Agave Plants for Beauty & Easy Care

These eye-catching plants are ideal in dry-area gardens

Agaves are sturdy, architectural plants that provide a visually stimulating and low-maintenance addition to your garden. Generally requiring little water once established, they come in a variety of sizes, from a few inches to a few feet in height, as well as an array of colors from dark green to silvery blue. Learn how to incorporate them into your landscape.

Where to Plant Agaves

Agaves are native desert plants, but be careful placing them in direct desert sun. In the wild, many agaves grow alongside scrub oak or other larger plants that provide some degree of shade during the hottest parts of the day. Generally, smaller and younger agaves should be given partial shade, while bigger and more mature agaves will be more tolerant of several hours of direct sun. Agaves have a very large and deep, woody root system. This helps them search for water far and wide, but it also means that transplanting large plants is more difficult.

How to Plant Agaves

Agaves do best in desert climates and zones with mild winters. They're very tolerant of drought and heat and grow well in sandy soil with good drainage. You can help improve your soil's drainage and provide beneficial nutrients by amending your native soil with Miracle-Gro® Garden Soil for Palm, Cactus & Citrus. Make sure the crown, or growing point, of the agave is planted above the soil line, which will help discourage crown rot. When transplanting, be sure not to plant the agave deeper than its previous soil line.

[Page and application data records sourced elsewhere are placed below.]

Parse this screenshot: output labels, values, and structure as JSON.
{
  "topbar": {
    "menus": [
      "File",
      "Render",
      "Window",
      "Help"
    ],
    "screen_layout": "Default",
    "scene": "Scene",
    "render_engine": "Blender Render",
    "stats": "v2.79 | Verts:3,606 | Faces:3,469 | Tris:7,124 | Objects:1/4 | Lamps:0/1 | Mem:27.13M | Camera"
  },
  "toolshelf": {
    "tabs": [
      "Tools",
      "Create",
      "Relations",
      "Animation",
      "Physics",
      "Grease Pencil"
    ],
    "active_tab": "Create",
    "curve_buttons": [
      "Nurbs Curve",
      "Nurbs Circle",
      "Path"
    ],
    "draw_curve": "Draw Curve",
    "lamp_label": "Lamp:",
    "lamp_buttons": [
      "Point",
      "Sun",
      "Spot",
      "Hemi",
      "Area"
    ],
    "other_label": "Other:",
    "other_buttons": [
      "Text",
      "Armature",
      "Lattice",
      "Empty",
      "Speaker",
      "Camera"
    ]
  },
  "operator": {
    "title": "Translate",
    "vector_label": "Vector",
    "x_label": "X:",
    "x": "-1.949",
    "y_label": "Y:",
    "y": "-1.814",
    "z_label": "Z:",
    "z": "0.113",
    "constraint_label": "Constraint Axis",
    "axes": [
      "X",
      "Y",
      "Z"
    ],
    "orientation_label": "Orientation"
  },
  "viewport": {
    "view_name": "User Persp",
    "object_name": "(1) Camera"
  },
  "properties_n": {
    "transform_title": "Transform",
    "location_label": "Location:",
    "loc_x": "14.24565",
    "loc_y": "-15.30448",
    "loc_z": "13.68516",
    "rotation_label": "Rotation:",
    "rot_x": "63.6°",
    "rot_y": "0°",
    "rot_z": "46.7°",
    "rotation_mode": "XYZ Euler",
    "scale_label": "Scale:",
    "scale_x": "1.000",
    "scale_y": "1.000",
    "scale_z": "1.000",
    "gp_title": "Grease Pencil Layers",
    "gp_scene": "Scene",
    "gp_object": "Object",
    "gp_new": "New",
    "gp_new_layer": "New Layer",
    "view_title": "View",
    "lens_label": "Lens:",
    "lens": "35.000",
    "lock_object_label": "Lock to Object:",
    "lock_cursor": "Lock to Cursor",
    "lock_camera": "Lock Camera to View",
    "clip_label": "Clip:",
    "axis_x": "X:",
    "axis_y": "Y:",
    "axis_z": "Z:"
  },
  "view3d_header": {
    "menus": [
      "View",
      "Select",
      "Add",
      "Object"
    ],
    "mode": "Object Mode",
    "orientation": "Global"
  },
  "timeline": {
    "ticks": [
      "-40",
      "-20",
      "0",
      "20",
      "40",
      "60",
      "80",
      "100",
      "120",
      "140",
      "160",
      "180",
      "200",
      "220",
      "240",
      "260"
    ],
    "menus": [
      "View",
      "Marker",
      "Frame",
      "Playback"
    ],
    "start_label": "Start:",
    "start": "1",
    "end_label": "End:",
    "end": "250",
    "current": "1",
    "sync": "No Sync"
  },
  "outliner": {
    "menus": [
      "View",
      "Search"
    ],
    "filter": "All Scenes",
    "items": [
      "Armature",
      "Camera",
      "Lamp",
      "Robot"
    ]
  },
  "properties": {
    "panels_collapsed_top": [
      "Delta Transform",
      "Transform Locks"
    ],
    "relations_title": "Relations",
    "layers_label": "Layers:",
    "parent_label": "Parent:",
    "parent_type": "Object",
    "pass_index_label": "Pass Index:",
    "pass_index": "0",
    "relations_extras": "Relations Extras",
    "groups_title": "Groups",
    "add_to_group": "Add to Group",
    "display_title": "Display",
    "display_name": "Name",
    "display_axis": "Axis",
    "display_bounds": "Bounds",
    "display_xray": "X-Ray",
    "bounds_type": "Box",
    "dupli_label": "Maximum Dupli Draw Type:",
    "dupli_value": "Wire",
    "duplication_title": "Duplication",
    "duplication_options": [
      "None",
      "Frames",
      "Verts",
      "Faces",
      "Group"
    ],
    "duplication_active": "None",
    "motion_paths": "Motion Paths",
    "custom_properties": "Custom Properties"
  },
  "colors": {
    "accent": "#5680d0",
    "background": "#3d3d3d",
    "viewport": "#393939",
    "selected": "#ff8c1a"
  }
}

Maintaining Your Agave Plants

Agaves require little attention to thrive. Water the plant every 4-5 days for the first month or two. After established, agaves need only be watered 2-3 times a month in summer, or more if you're in a low desert location. During the agave's growing season, spring through summer, you can feed with a specialized plant food, such as Miracle-Gro® Liquid Succulent Plant Food, following label directions.